» **Dataset records**:
--- --- ---

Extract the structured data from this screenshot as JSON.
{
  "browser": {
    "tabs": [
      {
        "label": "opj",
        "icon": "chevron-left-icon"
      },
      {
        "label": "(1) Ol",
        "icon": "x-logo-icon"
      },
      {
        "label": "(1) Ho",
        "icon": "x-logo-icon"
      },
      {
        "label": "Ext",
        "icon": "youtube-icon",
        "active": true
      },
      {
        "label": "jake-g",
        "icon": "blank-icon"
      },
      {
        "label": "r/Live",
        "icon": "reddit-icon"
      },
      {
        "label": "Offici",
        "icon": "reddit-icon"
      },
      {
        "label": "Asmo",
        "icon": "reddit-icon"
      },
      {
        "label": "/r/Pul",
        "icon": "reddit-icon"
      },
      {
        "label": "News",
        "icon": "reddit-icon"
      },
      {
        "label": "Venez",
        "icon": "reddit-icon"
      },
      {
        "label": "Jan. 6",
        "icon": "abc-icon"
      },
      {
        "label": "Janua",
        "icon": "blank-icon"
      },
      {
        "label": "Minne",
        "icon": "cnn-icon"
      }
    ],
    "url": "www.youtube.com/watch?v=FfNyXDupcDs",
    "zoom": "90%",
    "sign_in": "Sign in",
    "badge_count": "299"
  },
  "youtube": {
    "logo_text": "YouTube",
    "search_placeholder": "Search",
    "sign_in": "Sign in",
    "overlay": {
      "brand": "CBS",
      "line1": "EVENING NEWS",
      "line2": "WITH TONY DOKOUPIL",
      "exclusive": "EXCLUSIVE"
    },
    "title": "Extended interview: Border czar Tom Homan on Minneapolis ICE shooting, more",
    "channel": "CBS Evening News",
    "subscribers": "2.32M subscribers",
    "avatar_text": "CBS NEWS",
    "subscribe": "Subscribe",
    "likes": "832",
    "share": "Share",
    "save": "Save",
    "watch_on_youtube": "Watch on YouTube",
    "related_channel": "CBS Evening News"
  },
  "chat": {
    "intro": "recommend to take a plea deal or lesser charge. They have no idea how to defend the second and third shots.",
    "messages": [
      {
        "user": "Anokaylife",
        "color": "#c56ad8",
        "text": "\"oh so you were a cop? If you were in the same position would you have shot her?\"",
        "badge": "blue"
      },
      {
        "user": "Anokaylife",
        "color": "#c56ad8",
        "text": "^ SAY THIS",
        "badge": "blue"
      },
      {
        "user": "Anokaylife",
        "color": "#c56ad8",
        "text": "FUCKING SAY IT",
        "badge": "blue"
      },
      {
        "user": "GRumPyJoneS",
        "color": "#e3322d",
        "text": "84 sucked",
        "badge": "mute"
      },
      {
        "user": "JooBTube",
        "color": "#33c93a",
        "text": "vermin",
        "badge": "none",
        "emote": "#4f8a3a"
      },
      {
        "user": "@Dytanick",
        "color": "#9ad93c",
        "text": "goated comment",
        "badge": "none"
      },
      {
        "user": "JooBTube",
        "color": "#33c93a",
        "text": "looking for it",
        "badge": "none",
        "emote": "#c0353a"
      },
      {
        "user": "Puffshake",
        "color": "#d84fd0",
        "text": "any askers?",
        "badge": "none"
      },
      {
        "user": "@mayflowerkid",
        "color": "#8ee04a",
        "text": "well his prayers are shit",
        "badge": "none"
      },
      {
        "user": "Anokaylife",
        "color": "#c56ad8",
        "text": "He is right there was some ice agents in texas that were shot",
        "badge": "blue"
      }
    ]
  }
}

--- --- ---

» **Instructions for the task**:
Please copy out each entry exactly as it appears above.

» **Solution for this exercise**:
Extract the structured data from this screenshot as JSON.
{
  "browser": {
    "tabs": [
      {
        "label": "opj",
        "icon": "chevron-left-icon"
      },
      {
        "label": "(1) Ol",
        "icon": "x-logo-icon"
      },
      {
        "label": "(1) Ho",
        "icon": "x-logo-icon"
      },
      {
        "label": "Ext",
        "icon": "youtube-icon",
        "active": true
      },
      {
        "label": "jake-g",
        "icon": "blank-icon"
      },
      {
        "label": "r/Live",
        "icon": "reddit-icon"
      },
      {
        "label": "Offici",
        "icon": "reddit-icon"
      },
      {
        "label": "Asmo",
        "icon": "reddit-icon"
      },
      {
        "label": "/r/Pul",
        "icon": "reddit-icon"
      },
      {
        "label": "News",
        "icon": "reddit-icon"
      },
      {
        "label": "Venez",
        "icon": "reddit-icon"
      },
      {
        "label": "Jan. 6",
        "icon": "abc-icon"
      },
      {
        "label": "Janua",
        "icon": "blank-icon"
      },
      {
        "label": "Minne",
        "icon": "cnn-icon"
      }
    ],
    "url": "www.youtube.com/watch?v=FfNyXDupcDs",
    "zoom": "90%",
    "sign_in": "Sign in",
    "badge_count": "299"
  },
  "youtube": {
    "logo_text": "YouTube",
    "search_placeholder": "Search",
    "sign_in": "Sign in",
    "overlay": {
      "brand": "CBS",
      "line1": "EVENING NEWS",
      "line2": "WITH TONY DOKOUPIL",
      "exclusive": "EXCLUSIVE"
    },
    "title": "Extended interview: Border czar Tom Homan on Minneapolis ICE shooting, more",
    "channel": "CBS Evening News",
    "subscribers": "2.32M subscribers",
    "avatar_text": "CBS NEWS",
    "subscribe": "Subscribe",
    "likes": "832",
    "share": "Share",
    "save": "Save",
    "watch_on_youtube": "Watch on YouTube",
    "related_channel": "CBS Evening News"
  },
  "chat": {
    "intro": "recommend to take a plea deal or lesser charge. They have no idea how to defend the second and third shots.",
    "messages": [
      {
        "user": "Anokaylife",
        "color": "#c56ad8",
        "text": "\"oh so you were a cop? If you were in the same position would you have shot her?\"",
        "badge": "blue"
      },
      {
        "user": "Anokaylife",
        "color": "#c56ad8",
        "text": "^ SAY THIS",
        "badge": "blue"
      },
      {
        "user": "Anokaylife",
        "color": "#c56ad8",
        "text": "FUCKING SAY IT",
        "badge": "blue"
      },
      {
        "user": "GRumPyJoneS",
        "color": "#e3322d",
        "text": "84 sucked",
        "badge": "mute"
      },
      {
        "user": "JooBTube",
        "color": "#33c93a",
        "text": "vermin",
        "badge": "none",
        "emote": "#4f8a3a"
      },
      {
        "user": "@Dytanick",
        "color": "#9ad93c",
        "text": "goated comment",
        "badge": "none"
      },
      {
        "user": "JooBTube",
        "color": "#33c93a",
        "text": "looking for it",
        "badge": "none",
        "emote": "#c0353a"
      },
      {
        "user": "Puffshake",
        "color": "#d84fd0",
        "text": "any askers?",
        "badge": "none"
      },
      {
        "user": "@mayflowerkid",
        "color": "#8ee04a",
        "text": "well his prayers are shit",
        "badge": "none"
      },
      {
        "user": "Anokaylife",
        "color": "#c56ad8",
        "text": "He is right there was some ice agents in texas that were shot",
        "badge": "blue"
      }
    ]
  }
}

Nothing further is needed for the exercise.